Acute illnesses, inflammation, tumors, or toxins can be life-threatening and their prognoses depend on treatment options. Seizure disorders are often manageable with lifelong medication. Senility is incurable, but some senior cats can maintain a good quality of life with supportive care.

How to Prevent Inappropriate Mentation

While there is little you can do to prevent brain injury, seizure disorders, or senility, you can help support proper brain health in your cat's developmental years. Early nutrition greatly influences kitten development, so feed your kitten high-quality food. Also, provide your kitten opportunities to exercise and sharpen its skills to create greater coordination down the road.
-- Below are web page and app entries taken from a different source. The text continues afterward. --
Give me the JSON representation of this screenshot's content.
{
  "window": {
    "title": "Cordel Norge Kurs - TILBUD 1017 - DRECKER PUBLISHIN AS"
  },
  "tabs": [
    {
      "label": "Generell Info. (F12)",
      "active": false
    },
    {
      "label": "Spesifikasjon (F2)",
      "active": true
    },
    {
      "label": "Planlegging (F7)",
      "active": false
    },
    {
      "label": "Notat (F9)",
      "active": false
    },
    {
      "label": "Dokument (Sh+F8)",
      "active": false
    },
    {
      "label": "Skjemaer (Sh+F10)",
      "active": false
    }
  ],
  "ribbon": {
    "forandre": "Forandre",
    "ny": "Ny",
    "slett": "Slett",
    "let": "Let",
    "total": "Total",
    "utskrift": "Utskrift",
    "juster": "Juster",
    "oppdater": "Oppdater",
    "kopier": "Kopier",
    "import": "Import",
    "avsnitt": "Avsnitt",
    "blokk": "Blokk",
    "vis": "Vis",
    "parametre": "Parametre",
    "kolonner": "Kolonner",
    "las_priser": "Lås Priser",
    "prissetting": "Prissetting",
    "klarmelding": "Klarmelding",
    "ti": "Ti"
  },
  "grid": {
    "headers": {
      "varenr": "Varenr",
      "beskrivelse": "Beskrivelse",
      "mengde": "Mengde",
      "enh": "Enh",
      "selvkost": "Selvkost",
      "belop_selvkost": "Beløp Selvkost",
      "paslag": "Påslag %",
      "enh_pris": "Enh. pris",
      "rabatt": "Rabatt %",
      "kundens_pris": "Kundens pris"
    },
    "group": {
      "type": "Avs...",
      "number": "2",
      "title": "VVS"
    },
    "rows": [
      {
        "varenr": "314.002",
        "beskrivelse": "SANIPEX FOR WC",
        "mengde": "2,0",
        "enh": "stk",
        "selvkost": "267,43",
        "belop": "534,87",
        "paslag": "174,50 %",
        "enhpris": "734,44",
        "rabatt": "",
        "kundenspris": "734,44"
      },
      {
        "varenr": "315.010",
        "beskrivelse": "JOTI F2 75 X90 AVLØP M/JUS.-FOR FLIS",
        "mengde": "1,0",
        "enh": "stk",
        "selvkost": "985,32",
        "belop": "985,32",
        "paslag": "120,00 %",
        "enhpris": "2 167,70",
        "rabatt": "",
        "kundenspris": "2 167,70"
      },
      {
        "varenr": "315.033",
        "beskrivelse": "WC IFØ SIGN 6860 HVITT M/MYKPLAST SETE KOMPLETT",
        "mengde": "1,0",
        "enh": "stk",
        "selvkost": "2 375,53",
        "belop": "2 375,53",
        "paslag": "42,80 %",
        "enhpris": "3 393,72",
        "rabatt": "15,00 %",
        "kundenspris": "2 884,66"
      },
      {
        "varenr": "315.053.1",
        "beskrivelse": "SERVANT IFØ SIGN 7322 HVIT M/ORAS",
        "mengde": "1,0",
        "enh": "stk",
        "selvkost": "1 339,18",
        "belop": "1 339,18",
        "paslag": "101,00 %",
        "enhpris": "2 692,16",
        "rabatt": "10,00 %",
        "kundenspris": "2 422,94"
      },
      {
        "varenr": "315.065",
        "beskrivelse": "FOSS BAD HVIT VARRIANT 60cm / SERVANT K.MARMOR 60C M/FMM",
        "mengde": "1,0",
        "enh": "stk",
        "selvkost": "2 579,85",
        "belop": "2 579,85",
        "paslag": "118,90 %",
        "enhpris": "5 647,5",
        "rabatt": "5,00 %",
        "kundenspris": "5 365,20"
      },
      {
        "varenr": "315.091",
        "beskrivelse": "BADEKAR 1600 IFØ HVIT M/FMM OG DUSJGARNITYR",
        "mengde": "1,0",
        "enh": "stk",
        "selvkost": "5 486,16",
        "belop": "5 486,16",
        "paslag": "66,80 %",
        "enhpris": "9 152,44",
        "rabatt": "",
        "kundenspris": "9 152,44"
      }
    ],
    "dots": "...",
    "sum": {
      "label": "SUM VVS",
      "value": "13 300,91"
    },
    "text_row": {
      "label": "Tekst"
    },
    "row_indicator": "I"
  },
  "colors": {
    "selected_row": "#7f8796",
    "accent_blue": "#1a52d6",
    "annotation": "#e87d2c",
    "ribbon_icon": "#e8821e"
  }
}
Also, restrict your cat's access to household toxins such as rat poison, cleaners, fertilizers, poisonous garden plants, or pesticides.

If you suspect your pet is sick, call your vet immediately. For health-related questions, always consult your veterinarian, as they have examined your pet, know the pet's health history, and can make the best recommendations for your pet.
Article Sources
The Spruce Pets uses only high-quality sources, including peer-reviewed studies, to support the facts within our articles. Read our editorial process to learn more about how we fact-check and keep our content accurate, reliable, and trustworthy.
  1. Diagnosing Behavior Problems in Cats. Merck Veterinary Manual.

  2. Nervous System Disorders and Effects of Injuries in Cats. Merck Veterinary Manual.

  3. Cognitive Dysfunction. Feline Health Center, Cornell University College of Veterinary Medicine.

  4. Neurological Disorders. Feline Health Center, Cornell University College of Veterinary Medicine.